◆ **What you need to do**
Identify and pull out each line of the entries in which "value" occurs.
Dataset excerpts section start
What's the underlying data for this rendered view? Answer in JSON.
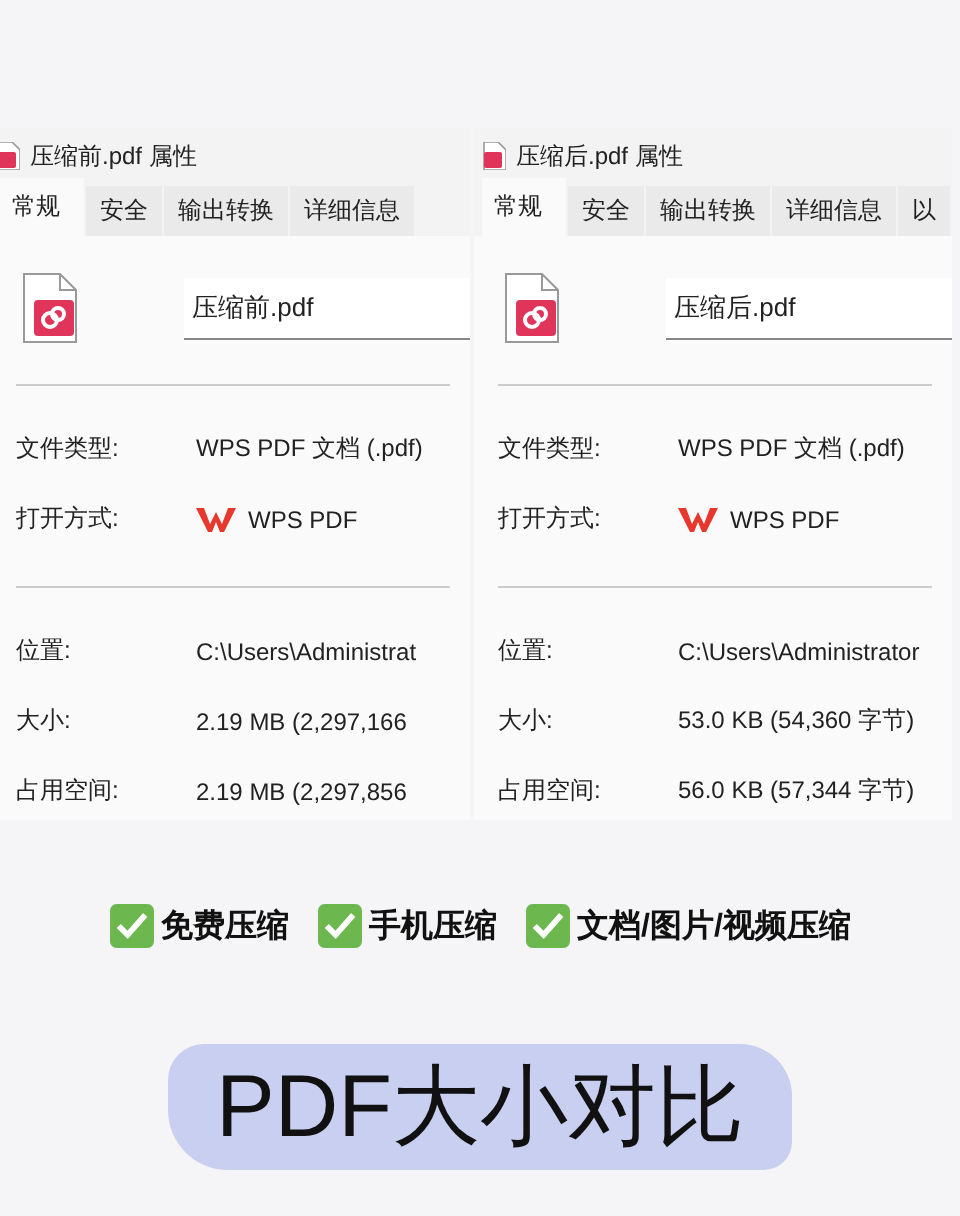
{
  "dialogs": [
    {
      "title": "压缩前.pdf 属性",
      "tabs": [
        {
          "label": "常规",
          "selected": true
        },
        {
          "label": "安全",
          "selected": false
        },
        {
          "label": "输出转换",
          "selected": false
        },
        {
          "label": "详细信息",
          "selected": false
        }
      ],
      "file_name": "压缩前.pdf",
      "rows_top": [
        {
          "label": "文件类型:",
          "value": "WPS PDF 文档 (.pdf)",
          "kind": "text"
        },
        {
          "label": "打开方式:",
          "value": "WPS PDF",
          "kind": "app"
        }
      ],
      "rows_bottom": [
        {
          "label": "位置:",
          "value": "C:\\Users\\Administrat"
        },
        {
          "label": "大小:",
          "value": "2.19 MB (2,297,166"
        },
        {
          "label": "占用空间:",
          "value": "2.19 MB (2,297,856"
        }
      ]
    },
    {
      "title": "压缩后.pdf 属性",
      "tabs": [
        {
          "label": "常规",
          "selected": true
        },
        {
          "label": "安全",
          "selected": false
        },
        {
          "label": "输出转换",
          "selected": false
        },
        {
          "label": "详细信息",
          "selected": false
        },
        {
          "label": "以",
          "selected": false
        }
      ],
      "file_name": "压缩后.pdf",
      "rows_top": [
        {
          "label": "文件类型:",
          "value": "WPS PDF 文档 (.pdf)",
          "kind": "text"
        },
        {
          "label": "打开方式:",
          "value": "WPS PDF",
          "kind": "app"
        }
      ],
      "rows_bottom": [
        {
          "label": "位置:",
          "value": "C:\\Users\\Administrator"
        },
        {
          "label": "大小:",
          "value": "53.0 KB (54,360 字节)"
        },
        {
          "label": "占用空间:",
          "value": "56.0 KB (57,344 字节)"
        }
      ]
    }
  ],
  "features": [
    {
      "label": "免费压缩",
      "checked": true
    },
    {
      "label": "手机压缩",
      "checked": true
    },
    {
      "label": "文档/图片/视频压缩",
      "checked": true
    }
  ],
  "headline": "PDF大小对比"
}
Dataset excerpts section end
◆ **Exercise output**
          "value": "WPS PDF 文档 (.pdf)",
          "value": "WPS PDF",
          "value": "C:\\Users\\Administrat"
          "value": "2.19 MB (2,297,166"
          "value": "2.19 MB (2,297,856"
          "value": "WPS PDF 文档 (.pdf)",
          "value": "WPS PDF",
          "value": "C:\\Users\\Administrator"
          "value": "53.0 KB (54,360 字节)"
          "value": "56.0 KB (57,344 字节)"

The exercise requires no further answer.